The records below are to be set down word for word, with every picture left out.

┄┄┄┄┄┄┄┄┄┄┄┄┄┄┄┄┄┄┄┄

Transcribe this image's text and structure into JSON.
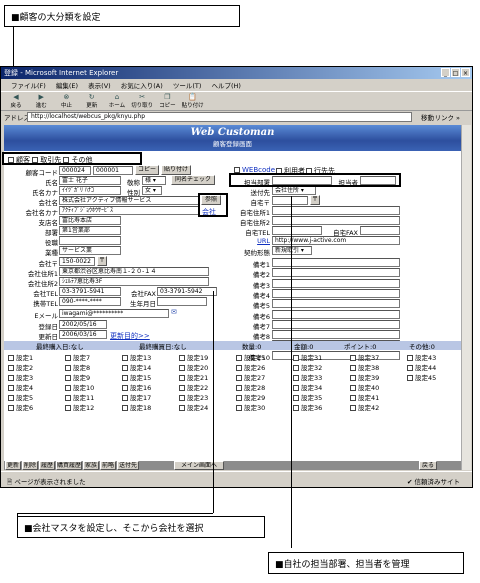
{
  "callouts": {
    "top": "■顧客の大分類を設定",
    "bottom_left": "■会社マスタを設定し、そこから会社を選択",
    "bottom_right": "■自社の担当部署、担当者を管理"
  },
  "window": {
    "title": "登録 - Microsoft Internet Explorer",
    "menu": [
      "ファイル(F)",
      "編集(E)",
      "表示(V)",
      "お気に入り(A)",
      "ツール(T)",
      "ヘルプ(H)"
    ],
    "toolbar": [
      "戻る",
      "進む",
      "中止",
      "更新",
      "ホーム",
      "切り取り",
      "コピー",
      "貼り付け"
    ],
    "address_label": "アドレス(D)",
    "address": "http://localhost/webcus_pkg/knyu.php",
    "go": "移動",
    "links": "リンク »"
  },
  "banner": {
    "title": "Web Customan",
    "subtitle": "顧客登録画面"
  },
  "categories": [
    "顧客",
    "取引先",
    "その他"
  ],
  "form": {
    "customer_code_label": "顧客コード",
    "customer_code": "000024",
    "customer_code2": "000001",
    "copy_btn": "コピー",
    "paste_btn": "貼り付け",
    "name_label": "氏名",
    "name_value": "富士 花子",
    "honorific_label": "敬称",
    "honorific_value": "様",
    "same_name_check": "同名チェック",
    "kana_label": "氏名カナ",
    "kana_value": "ｲｲﾂﾞｶﾞﾘ ﾊﾅｺ",
    "gender_label": "性別",
    "gender_value": "女",
    "company_label": "会社名",
    "company_value": "株式会社アクティブ情報サービス",
    "ref_btn": "参照",
    "company_kana_label": "会社名カナ",
    "company_kana_value": "ｱｸﾃｨﾌﾞｼﾞｮｳﾎｳｻｰﾋﾞｽ",
    "company_link": "会社",
    "branch_label": "支店名",
    "branch_value": "富比寿本店",
    "dept_label": "部署",
    "dept_value": "第1営業部",
    "position_label": "役職",
    "position_value": "",
    "industry_label": "業種",
    "industry_value": "サービス業",
    "zip_label": "会社〒",
    "zip_value": "150-0022",
    "zip_btn": "〒",
    "addr1_label": "会社住所1",
    "addr1_value": "東京都渋谷区恵比寿南１-２０-１４",
    "addr2_label": "会社住所2",
    "addr2_value": "ｼｪﾙﾃｱ恵比寿3F",
    "tel_label": "会社TEL",
    "tel_value": "03-3791-5941",
    "fax_label": "会社FAX",
    "fax_value": "03-3791-5942",
    "mobile_label": "携帯TEL",
    "mobile_value": "090-****-****",
    "birthday_label": "生年月日",
    "birthday_value": "",
    "email_label": "Eメール",
    "email_value": "iwagami@**********",
    "reg_date_label": "登録日",
    "reg_date_value": "2002/05/16",
    "upd_date_label": "更新日",
    "upd_date_value": "2006/03/16",
    "update_purpose_link": "更新目的>>"
  },
  "right_form": {
    "webcode_label": "WEBcode",
    "use_label": "利用者",
    "action_label": "行先先",
    "staff_dept_label": "担当部署",
    "staff_dept_value": "",
    "staff_person_label": "担当者",
    "staff_person_value": "",
    "contact_label": "送付先",
    "contact_value": "会社住所",
    "home_zip_label": "自宅〒",
    "home_zip_btn": "〒",
    "home_addr1_label": "自宅住所1",
    "home_addr2_label": "自宅住所2",
    "home_tel_label": "自宅TEL",
    "home_fax_label": "自宅FAX",
    "url_label": "URL",
    "url_value": "http://www.j-active.com",
    "contract_label": "契約形態",
    "contract_value": "新規取引",
    "notes": [
      "備考1",
      "備考2",
      "備考3",
      "備考4",
      "備考5",
      "備考6",
      "備考7",
      "備考8",
      "備考9",
      "備考10"
    ]
  },
  "summary": {
    "last_purchase": "最終購入日:なし",
    "last_buy": "最終購買日:なし",
    "qty": "数量:0",
    "amount": "金額:0",
    "points": "ポイント:0",
    "other": "その他:0"
  },
  "settings": [
    [
      "設定1",
      "設定7",
      "設定13",
      "設定19",
      "設定25",
      "設定31",
      "設定37",
      "設定43"
    ],
    [
      "設定2",
      "設定8",
      "設定14",
      "設定20",
      "設定26",
      "設定32",
      "設定38",
      "設定44"
    ],
    [
      "設定3",
      "設定9",
      "設定15",
      "設定21",
      "設定27",
      "設定33",
      "設定39",
      "設定45"
    ],
    [
      "設定4",
      "設定10",
      "設定16",
      "設定22",
      "設定28",
      "設定34",
      "設定40",
      ""
    ],
    [
      "設定5",
      "設定11",
      "設定17",
      "設定23",
      "設定29",
      "設定35",
      "設定41",
      ""
    ],
    [
      "設定6",
      "設定12",
      "設定18",
      "設定24",
      "設定30",
      "設定36",
      "設定42",
      ""
    ]
  ],
  "nav": [
    "更新",
    "削除",
    "履歴",
    "購買履歴",
    "家族",
    "前略",
    "送付先",
    "メイン画面へ",
    "戻る"
  ],
  "status": {
    "left": "ページが表示されました",
    "right": "信頼済みサイト"
  }
}
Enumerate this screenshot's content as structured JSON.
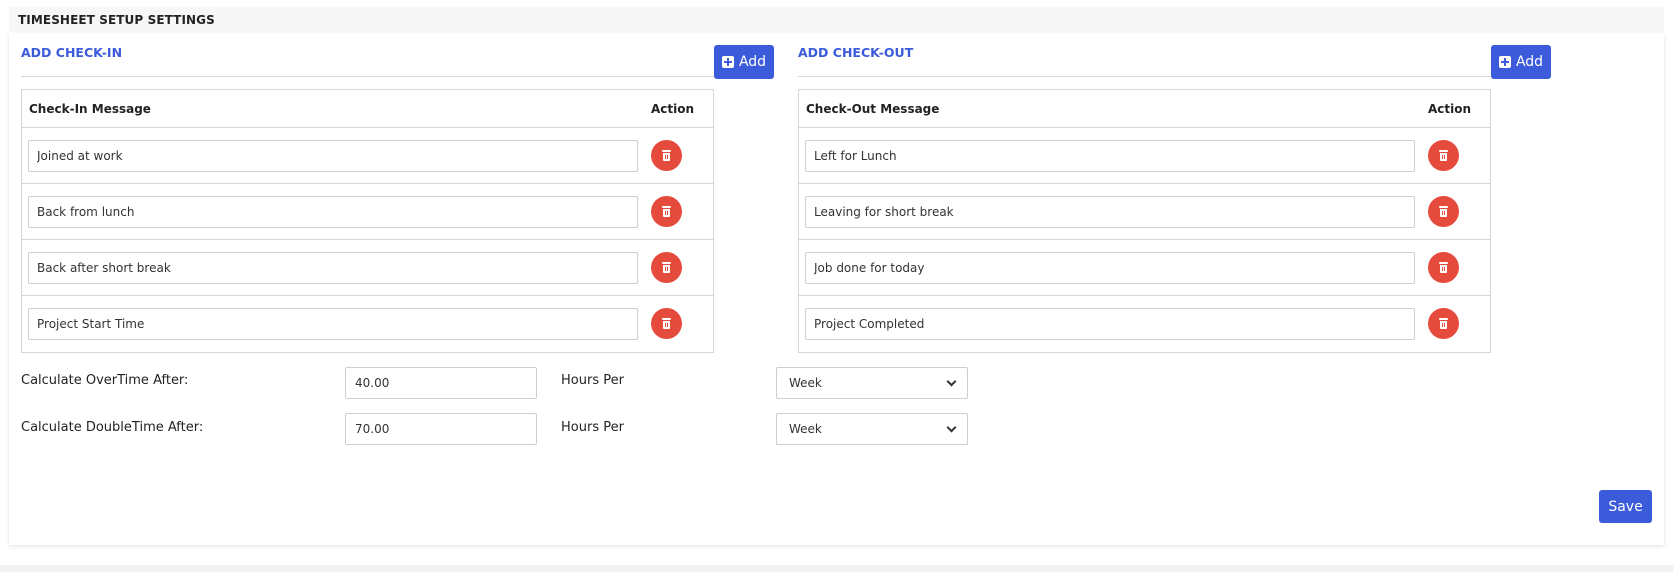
{
  "page": {
    "title": "TIMESHEET SETUP SETTINGS"
  },
  "checkin": {
    "title": "ADD CHECK-IN",
    "add_label": "Add",
    "col_message": "Check-In Message",
    "col_action": "Action",
    "rows": [
      {
        "value": "Joined at work"
      },
      {
        "value": "Back from lunch"
      },
      {
        "value": "Back after short break"
      },
      {
        "value": "Project Start Time"
      }
    ]
  },
  "checkout": {
    "title": "ADD CHECK-OUT",
    "add_label": "Add",
    "col_message": "Check-Out Message",
    "col_action": "Action",
    "rows": [
      {
        "value": "Left for Lunch"
      },
      {
        "value": "Leaving for short break"
      },
      {
        "value": "Job done for today"
      },
      {
        "value": "Project Completed"
      }
    ]
  },
  "overtime": {
    "label": "Calculate OverTime After:",
    "value": "40.00",
    "hours_label": "Hours Per",
    "period": "Week"
  },
  "doubletime": {
    "label": "Calculate DoubleTime After:",
    "value": "70.00",
    "hours_label": "Hours Per",
    "period": "Week"
  },
  "actions": {
    "save_label": "Save"
  },
  "colors": {
    "accent": "#3b5bdb",
    "danger": "#e54b3c"
  }
}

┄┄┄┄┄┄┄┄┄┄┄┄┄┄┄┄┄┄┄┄

RESULT:
Transcribe this image's text and structure into JSON.
{
  "callouts": {
    "top": "■顧客の大分類を設定",
    "bottom_left": "■会社マスタを設定し、そこから会社を選択",
    "bottom_right": "■自社の担当部署、担当者を管理"
  },
  "window": {
    "title": "登録 - Microsoft Internet Explorer",
    "menu": [
      "ファイル(F)",
      "編集(E)",
      "表示(V)",
      "お気に入り(A)",
      "ツール(T)",
      "ヘルプ(H)"
    ],
    "toolbar": [
      "戻る",
      "進む",
      "中止",
      "更新",
      "ホーム",
      "切り取り",
      "コピー",
      "貼り付け"
    ],
    "address_label": "アドレス(D)",
    "address": "http://localhost/webcus_pkg/knyu.php",
    "go": "移動",
    "links": "リンク »"
  },
  "banner": {
    "title": "Web Customan",
    "subtitle": "顧客登録画面"
  },
  "categories": [
    "顧客",
    "取引先",
    "その他"
  ],
  "form": {
    "customer_code_label": "顧客コード",
    "customer_code": "000024",
    "customer_code2": "000001",
    "copy_btn": "コピー",
    "paste_btn": "貼り付け",
    "name_label": "氏名",
    "name_value": "富士 花子",
    "honorific_label": "敬称",
    "honorific_value": "様",
    "same_name_check": "同名チェック",
    "kana_label": "氏名カナ",
    "kana_value": "ｲｲﾂﾞｶﾞﾘ ﾊﾅｺ",
    "gender_label": "性別",
    "gender_value": "女",
    "company_label": "会社名",
    "company_value": "株式会社アクティブ情報サービス",
    "ref_btn": "参照",
    "company_kana_label": "会社名カナ",
    "company_kana_value": "ｱｸﾃｨﾌﾞｼﾞｮｳﾎｳｻｰﾋﾞｽ",
    "company_link": "会社",
    "branch_label": "支店名",
    "branch_value": "富比寿本店",
    "dept_label": "部署",
    "dept_value": "第1営業部",
    "position_label": "役職",
    "position_value": "",
    "industry_label": "業種",
    "industry_value": "サービス業",
    "zip_label": "会社〒",
    "zip_value": "150-0022",
    "zip_btn": "〒",
    "addr1_label": "会社住所1",
    "addr1_value": "東京都渋谷区恵比寿南１-２０-１４",
    "addr2_label": "会社住所2",
    "addr2_value": "ｼｪﾙﾃｱ恵比寿3F",
    "tel_label": "会社TEL",
    "tel_value": "03-3791-5941",
    "fax_label": "会社FAX",
    "fax_value": "03-3791-5942",
    "mobile_label": "携帯TEL",
    "mobile_value": "090-****-****",
    "birthday_label": "生年月日",
    "birthday_value": "",
    "email_label": "Eメール",
    "email_value": "iwagami@**********",
    "reg_date_label": "登録日",
    "reg_date_value": "2002/05/16",
    "upd_date_label": "更新日",
    "upd_date_value": "2006/03/16",
    "update_purpose_link": "更新目的>>"
  },
  "right_form": {
    "webcode_label": "WEBcode",
    "use_label": "利用者",
    "action_label": "行先先",
    "staff_dept_label": "担当部署",
    "staff_dept_value": "",
    "staff_person_label": "担当者",
    "staff_person_value": "",
    "contact_label": "送付先",
    "contact_value": "会社住所",
    "home_zip_label": "自宅〒",
    "home_zip_btn": "〒",
    "home_addr1_label": "自宅住所1",
    "home_addr2_label": "自宅住所2",
    "home_tel_label": "自宅TEL",
    "home_fax_label": "自宅FAX",
    "url_label": "URL",
    "url_value": "http://www.j-active.com",
    "contract_label": "契約形態",
    "contract_value": "新規取引",
    "notes": [
      "備考1",
      "備考2",
      "備考3",
      "備考4",
      "備考5",
      "備考6",
      "備考7",
      "備考8",
      "備考9",
      "備考10"
    ]
  },
  "summary": {
    "last_purchase": "最終購入日:なし",
    "last_buy": "最終購買日:なし",
    "qty": "数量:0",
    "amount": "金額:0",
    "points": "ポイント:0",
    "other": "その他:0"
  },
  "settings": [
    [
      "設定1",
      "設定7",
      "設定13",
      "設定19",
      "設定25",
      "設定31",
      "設定37",
      "設定43"
    ],
    [
      "設定2",
      "設定8",
      "設定14",
      "設定20",
      "設定26",
      "設定32",
      "設定38",
      "設定44"
    ],
    [
      "設定3",
      "設定9",
      "設定15",
      "設定21",
      "設定27",
      "設定33",
      "設定39",
      "設定45"
    ],
    [
      "設定4",
      "設定10",
      "設定16",
      "設定22",
      "設定28",
      "設定34",
      "設定40",
      ""
    ],
    [
      "設定5",
      "設定11",
      "設定17",
      "設定23",
      "設定29",
      "設定35",
      "設定41",
      ""
    ],
    [
      "設定6",
      "設定12",
      "設定18",
      "設定24",
      "設定30",
      "設定36",
      "設定42",
      ""
    ]
  ],
  "nav": [
    "更新",
    "削除",
    "履歴",
    "購買履歴",
    "家族",
    "前略",
    "送付先",
    "メイン画面へ",
    "戻る"
  ],
  "status": {
    "left": "ページが表示されました",
    "right": "信頼済みサイト"
  }
}
Enumerate this screenshot's content as structured JSON.
{
  "page": {
    "title": "TIMESHEET SETUP SETTINGS"
  },
  "checkin": {
    "title": "ADD CHECK-IN",
    "add_label": "Add",
    "col_message": "Check-In Message",
    "col_action": "Action",
    "rows": [
      {
        "value": "Joined at work"
      },
      {
        "value": "Back from lunch"
      },
      {
        "value": "Back after short break"
      },
      {
        "value": "Project Start Time"
      }
    ]
  },
  "checkout": {
    "title": "ADD CHECK-OUT",
    "add_label": "Add",
    "col_message": "Check-Out Message",
    "col_action": "Action",
    "rows": [
      {
        "value": "Left for Lunch"
      },
      {
        "value": "Leaving for short break"
      },
      {
        "value": "Job done for today"
      },
      {
        "value": "Project Completed"
      }
    ]
  },
  "overtime": {
    "label": "Calculate OverTime After:",
    "value": "40.00",
    "hours_label": "Hours Per",
    "period": "Week"
  },
  "doubletime": {
    "label": "Calculate DoubleTime After:",
    "value": "70.00",
    "hours_label": "Hours Per",
    "period": "Week"
  },
  "actions": {
    "save_label": "Save"
  },
  "colors": {
    "accent": "#3b5bdb",
    "danger": "#e54b3c"
  }
}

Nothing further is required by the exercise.